From scrub habitats in south Florida to cypress swamps in Louisiana, the The Southeastern States District Natural Resource Program manages a variety of habitats unique in BLM. For example, at Lathrop Bayou in northwest Florida, we are working with private landowners to manage a relic longleaf pine flatwood that supports breeding red-cockaded woodpeckers and 13 Federally and State listed-plant species. Prescribed burns and careful hand thinning of encroaching slash pine is improving habitat for these species. Artificial cavities have been installed at Lathrop Bayou to provide additional nesting and roosting opportunities for the red-cockaded woodpeckers.

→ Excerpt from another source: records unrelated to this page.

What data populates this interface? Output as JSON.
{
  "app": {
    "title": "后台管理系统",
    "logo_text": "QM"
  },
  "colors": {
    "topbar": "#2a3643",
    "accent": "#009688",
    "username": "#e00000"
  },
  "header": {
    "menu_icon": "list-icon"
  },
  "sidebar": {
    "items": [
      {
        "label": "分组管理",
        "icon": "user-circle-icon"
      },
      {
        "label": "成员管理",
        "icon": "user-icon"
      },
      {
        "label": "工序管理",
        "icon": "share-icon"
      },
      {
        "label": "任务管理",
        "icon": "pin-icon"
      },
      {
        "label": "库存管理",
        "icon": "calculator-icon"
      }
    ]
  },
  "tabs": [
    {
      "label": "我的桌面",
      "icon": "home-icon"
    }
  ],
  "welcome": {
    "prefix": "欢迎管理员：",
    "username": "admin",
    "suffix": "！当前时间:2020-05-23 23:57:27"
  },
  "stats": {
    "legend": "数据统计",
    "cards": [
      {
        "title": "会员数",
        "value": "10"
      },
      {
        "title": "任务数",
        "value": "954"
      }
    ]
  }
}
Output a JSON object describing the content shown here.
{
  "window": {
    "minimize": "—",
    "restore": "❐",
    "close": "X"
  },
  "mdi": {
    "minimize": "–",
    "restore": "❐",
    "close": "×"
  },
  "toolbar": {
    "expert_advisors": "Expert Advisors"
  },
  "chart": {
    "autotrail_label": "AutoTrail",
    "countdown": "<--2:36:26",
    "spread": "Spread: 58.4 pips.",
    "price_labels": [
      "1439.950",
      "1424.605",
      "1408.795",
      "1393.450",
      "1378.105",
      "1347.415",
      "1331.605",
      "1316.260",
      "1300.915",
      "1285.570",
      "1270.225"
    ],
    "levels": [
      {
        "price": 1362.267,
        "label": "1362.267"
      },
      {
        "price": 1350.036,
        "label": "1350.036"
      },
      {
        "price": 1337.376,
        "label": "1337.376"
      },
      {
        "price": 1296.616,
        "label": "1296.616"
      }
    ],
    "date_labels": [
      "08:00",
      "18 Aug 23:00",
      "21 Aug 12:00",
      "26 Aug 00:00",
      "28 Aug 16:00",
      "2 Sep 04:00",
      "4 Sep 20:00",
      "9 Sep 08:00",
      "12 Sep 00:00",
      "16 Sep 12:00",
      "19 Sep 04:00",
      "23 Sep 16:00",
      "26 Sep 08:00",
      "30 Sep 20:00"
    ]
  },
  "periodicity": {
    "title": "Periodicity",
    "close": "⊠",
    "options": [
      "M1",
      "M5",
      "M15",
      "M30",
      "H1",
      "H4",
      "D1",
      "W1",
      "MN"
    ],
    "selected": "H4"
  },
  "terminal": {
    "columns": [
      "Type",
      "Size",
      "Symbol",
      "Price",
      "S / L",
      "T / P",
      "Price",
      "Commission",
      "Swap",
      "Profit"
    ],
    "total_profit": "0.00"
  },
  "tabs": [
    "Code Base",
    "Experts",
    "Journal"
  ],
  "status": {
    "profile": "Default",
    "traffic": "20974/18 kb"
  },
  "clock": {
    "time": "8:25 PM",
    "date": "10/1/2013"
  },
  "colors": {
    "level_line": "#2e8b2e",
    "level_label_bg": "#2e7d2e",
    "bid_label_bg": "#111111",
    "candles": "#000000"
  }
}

In south Florida, the Jupiter Inlet Lighthouse Outstanding Natural Area was established in May 2008. This site is managed to benefit Federally listed perforate lichen, four-petal pawpaw, and Florida scrub jay, plus a host of other endemic plant and animals. Past actions have included the construction of a tidal wetland, removal of thousands of exotic Brazilian pepper and Australian pine, and three prescribed burns. The Federally listed West Indian manatee is found in the waters comprising the eastern and southern boundaries.